Assignment: Within the records below, how many lines hold the word "respecto"? Only the number should be returned.

□ □ □ □

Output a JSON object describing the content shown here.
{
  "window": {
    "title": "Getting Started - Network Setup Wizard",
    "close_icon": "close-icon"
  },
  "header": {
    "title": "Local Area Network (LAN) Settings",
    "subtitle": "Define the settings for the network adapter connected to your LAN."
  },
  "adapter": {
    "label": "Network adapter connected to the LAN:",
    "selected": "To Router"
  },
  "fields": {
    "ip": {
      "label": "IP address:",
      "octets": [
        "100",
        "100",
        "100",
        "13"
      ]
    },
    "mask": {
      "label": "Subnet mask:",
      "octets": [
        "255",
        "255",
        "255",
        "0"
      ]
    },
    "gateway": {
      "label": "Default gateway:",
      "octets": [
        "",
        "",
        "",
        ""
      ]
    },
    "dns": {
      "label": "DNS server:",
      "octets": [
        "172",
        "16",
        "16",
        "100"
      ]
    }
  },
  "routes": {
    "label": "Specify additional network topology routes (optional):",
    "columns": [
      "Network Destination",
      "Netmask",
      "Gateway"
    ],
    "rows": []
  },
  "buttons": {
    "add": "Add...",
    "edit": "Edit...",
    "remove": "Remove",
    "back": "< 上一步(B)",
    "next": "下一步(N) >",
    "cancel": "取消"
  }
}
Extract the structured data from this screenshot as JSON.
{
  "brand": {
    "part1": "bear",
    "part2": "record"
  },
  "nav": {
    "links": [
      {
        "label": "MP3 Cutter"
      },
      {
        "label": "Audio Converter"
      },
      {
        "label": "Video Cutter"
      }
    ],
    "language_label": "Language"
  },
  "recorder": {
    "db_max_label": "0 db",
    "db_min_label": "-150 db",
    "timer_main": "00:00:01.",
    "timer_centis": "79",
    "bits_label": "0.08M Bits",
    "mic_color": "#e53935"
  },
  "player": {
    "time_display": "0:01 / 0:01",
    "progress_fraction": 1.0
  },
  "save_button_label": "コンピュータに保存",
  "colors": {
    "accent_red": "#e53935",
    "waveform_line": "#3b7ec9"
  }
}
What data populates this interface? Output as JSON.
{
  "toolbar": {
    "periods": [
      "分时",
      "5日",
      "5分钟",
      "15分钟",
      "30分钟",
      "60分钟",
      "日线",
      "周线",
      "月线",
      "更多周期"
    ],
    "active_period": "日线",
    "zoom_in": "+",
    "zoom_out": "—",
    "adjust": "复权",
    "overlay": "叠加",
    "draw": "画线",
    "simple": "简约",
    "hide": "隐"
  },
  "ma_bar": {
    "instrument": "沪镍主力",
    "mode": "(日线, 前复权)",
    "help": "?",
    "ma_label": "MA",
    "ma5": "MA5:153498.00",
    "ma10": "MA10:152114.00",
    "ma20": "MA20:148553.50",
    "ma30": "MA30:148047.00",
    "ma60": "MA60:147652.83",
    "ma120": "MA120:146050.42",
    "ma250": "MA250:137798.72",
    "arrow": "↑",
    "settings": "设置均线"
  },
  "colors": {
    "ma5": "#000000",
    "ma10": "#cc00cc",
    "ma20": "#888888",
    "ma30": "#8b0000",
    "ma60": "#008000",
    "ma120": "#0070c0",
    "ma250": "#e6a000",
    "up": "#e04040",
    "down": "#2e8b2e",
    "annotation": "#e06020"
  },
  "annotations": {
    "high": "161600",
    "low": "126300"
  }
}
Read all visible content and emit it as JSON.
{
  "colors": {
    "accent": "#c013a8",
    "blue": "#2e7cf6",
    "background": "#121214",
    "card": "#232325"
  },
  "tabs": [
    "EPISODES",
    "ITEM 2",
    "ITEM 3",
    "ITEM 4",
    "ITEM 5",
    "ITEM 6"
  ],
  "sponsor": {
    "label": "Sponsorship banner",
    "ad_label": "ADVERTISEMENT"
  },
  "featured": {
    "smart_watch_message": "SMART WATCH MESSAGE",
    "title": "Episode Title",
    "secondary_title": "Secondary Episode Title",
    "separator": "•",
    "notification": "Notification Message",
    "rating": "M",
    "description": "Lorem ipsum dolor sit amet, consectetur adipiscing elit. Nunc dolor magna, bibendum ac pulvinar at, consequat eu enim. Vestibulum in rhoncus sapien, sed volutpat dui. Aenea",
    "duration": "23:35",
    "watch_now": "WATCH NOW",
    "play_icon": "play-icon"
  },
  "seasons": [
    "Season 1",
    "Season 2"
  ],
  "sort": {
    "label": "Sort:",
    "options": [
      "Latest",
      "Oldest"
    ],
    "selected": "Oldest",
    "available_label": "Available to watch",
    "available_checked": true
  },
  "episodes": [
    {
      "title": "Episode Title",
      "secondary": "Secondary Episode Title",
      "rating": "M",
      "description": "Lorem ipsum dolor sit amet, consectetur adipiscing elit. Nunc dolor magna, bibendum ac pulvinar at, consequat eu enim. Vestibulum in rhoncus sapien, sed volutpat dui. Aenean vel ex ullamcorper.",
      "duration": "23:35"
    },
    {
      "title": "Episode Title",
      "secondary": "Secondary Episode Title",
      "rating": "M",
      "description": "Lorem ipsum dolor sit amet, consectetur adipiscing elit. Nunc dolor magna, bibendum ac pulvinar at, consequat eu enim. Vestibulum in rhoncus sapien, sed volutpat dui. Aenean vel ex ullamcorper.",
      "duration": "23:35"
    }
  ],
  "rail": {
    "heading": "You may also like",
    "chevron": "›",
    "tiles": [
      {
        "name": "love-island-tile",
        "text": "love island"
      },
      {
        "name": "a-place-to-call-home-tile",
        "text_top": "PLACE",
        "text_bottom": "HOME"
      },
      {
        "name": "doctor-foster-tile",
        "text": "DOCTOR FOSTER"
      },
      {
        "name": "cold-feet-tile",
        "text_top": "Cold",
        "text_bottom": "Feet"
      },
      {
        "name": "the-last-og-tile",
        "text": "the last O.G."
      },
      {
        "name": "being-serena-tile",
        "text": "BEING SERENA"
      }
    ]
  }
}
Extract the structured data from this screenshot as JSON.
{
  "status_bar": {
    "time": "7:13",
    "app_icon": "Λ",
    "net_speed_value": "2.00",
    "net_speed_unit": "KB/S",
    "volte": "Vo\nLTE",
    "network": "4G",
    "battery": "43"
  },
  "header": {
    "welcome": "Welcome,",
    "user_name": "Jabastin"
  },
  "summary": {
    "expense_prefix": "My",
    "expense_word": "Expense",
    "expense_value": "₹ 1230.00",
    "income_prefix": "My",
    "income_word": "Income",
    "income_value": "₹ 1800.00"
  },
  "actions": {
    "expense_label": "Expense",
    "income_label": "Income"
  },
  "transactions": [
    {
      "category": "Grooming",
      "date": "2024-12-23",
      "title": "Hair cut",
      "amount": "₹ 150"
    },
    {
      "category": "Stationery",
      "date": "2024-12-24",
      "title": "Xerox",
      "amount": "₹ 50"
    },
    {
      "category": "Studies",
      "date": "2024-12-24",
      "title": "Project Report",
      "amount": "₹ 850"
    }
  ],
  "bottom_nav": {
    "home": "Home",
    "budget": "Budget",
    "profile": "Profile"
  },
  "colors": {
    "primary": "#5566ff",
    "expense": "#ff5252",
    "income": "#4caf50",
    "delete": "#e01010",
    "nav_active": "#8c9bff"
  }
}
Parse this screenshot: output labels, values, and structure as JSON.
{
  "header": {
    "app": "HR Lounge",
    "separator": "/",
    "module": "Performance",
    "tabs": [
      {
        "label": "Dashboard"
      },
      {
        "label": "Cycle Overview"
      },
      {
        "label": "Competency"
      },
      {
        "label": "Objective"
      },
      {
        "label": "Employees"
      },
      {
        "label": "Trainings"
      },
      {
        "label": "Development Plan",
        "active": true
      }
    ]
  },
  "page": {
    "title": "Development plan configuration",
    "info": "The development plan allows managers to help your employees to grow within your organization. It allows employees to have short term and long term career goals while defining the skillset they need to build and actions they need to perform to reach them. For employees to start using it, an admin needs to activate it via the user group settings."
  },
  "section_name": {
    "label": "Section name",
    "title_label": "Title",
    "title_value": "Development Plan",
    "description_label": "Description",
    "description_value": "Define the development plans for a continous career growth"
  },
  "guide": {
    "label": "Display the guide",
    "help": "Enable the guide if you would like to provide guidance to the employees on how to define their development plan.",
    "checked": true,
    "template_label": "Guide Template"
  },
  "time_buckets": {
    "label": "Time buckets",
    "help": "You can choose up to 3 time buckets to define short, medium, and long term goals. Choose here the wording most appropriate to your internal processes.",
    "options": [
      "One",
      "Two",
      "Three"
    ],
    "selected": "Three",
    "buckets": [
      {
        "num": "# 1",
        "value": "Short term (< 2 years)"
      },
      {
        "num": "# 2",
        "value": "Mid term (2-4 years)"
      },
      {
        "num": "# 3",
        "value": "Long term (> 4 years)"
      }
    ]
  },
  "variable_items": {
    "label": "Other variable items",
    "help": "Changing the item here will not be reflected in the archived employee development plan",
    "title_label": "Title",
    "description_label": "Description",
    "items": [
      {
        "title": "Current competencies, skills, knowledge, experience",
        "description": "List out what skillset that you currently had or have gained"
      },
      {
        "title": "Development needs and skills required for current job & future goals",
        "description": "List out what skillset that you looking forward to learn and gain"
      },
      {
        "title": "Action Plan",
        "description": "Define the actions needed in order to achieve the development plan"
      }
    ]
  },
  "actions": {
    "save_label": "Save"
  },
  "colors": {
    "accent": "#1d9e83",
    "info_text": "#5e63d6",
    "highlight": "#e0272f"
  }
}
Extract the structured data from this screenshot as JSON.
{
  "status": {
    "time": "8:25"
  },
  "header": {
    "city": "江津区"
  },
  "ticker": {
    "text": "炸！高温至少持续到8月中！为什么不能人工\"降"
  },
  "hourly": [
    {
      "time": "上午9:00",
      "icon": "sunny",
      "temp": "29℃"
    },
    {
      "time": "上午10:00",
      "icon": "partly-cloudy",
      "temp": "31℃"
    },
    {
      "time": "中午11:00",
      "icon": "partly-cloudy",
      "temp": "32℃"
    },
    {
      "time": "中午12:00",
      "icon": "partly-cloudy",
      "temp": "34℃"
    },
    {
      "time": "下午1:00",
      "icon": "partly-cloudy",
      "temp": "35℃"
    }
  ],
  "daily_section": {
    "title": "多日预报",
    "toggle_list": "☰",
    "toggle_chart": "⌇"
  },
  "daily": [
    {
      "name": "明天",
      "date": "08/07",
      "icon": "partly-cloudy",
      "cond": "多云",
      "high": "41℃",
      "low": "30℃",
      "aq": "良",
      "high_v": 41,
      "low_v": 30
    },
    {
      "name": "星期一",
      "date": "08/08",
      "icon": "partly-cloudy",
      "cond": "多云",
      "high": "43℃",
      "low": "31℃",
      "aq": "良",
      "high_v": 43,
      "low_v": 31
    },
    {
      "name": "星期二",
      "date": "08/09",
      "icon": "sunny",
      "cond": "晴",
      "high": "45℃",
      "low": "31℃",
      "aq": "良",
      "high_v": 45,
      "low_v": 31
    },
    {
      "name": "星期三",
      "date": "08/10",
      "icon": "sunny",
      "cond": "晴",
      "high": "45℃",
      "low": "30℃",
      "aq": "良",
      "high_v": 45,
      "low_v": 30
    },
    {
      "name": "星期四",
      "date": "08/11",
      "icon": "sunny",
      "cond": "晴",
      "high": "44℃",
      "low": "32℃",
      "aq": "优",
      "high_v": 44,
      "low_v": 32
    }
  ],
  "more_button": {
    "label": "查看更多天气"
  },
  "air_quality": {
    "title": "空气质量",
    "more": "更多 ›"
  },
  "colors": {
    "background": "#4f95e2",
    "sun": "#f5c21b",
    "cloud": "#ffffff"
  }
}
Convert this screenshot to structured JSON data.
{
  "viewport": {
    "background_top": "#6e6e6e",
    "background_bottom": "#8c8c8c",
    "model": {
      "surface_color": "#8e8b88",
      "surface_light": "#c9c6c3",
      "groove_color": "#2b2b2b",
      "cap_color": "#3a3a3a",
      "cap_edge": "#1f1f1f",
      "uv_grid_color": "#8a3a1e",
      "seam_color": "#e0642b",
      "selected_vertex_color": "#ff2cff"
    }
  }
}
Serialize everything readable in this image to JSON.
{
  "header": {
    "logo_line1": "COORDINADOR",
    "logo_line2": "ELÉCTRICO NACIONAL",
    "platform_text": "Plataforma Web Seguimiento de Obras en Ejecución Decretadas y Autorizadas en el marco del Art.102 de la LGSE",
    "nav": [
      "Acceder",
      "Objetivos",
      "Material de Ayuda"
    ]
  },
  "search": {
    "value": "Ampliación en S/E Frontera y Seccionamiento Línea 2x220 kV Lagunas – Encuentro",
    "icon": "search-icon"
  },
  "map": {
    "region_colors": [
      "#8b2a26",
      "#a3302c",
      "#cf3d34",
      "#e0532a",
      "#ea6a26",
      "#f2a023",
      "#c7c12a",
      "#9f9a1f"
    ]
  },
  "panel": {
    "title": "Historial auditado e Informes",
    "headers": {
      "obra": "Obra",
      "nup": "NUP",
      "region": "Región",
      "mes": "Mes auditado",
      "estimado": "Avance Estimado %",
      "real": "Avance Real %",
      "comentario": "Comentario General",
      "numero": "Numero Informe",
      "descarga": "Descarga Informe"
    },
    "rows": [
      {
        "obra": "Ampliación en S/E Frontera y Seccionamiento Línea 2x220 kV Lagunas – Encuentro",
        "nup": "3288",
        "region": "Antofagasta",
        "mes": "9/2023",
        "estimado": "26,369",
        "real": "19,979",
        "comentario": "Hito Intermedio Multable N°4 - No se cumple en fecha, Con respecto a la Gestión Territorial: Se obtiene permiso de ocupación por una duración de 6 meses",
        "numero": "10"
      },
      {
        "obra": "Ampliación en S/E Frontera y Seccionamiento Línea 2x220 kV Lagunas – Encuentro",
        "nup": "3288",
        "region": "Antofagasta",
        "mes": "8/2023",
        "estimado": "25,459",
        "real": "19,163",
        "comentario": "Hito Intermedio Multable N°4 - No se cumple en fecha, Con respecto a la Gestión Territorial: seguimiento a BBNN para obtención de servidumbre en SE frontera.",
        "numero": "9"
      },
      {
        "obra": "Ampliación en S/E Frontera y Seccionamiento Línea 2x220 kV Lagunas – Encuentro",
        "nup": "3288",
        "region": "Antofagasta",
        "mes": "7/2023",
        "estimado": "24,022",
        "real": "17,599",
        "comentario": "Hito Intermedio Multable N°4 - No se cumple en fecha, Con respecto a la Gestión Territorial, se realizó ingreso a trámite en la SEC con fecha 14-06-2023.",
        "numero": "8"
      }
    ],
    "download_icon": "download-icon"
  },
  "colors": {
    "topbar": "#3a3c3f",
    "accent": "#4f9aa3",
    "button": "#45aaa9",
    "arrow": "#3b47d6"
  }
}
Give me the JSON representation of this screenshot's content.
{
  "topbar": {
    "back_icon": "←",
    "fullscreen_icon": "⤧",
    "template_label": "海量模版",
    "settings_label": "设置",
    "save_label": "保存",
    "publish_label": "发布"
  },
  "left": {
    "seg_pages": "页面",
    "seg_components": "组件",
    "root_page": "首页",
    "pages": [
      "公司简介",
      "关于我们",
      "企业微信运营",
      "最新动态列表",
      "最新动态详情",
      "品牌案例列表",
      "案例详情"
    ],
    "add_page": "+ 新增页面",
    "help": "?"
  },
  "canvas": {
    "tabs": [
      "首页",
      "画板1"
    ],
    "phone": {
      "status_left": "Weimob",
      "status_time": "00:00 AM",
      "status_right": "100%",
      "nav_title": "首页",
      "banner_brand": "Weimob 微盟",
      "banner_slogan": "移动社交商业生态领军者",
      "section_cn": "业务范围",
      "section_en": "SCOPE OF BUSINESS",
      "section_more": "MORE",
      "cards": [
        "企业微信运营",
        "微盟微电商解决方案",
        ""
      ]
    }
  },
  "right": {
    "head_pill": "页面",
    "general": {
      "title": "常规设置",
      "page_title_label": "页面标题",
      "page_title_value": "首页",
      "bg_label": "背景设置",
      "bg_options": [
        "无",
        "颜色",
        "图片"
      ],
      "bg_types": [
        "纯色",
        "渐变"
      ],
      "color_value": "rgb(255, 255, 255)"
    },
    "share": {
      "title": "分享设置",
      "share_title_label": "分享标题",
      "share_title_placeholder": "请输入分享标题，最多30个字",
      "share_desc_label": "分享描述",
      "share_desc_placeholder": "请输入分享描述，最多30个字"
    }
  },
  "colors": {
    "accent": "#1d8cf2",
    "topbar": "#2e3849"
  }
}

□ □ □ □

Written response: 3